About this exercise:
Look through the material below and report every line that includes "icon".

Start of Source data

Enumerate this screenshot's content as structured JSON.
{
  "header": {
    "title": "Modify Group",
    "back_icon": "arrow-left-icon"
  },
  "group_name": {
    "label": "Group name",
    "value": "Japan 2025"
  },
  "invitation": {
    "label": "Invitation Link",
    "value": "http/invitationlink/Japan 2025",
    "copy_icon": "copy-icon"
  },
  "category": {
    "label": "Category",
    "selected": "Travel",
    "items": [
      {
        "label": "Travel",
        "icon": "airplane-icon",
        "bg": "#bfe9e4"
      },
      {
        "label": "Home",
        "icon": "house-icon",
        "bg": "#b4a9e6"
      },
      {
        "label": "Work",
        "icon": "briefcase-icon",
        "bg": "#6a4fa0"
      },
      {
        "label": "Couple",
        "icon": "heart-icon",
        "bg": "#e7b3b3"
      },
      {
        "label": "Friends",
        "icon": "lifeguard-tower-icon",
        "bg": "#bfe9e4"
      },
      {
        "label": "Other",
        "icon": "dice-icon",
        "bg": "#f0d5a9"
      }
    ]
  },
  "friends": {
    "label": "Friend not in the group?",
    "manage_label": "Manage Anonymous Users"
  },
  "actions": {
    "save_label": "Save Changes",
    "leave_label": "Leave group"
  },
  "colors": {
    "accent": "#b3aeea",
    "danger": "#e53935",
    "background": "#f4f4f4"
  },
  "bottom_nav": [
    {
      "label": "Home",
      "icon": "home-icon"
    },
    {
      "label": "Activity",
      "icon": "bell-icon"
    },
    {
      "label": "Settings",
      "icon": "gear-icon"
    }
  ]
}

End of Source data

Worked solution:
    "back_icon": "arrow-left-icon"
    "copy_icon": "copy-icon"
        "icon": "airplane-icon",
        "icon": "house-icon",
        "icon": "briefcase-icon",
        "icon": "heart-icon",
        "icon": "lifeguard-tower-icon",
        "icon": "dice-icon",
      "icon": "home-icon"
      "icon": "bell-icon"
      "icon": "gear-icon"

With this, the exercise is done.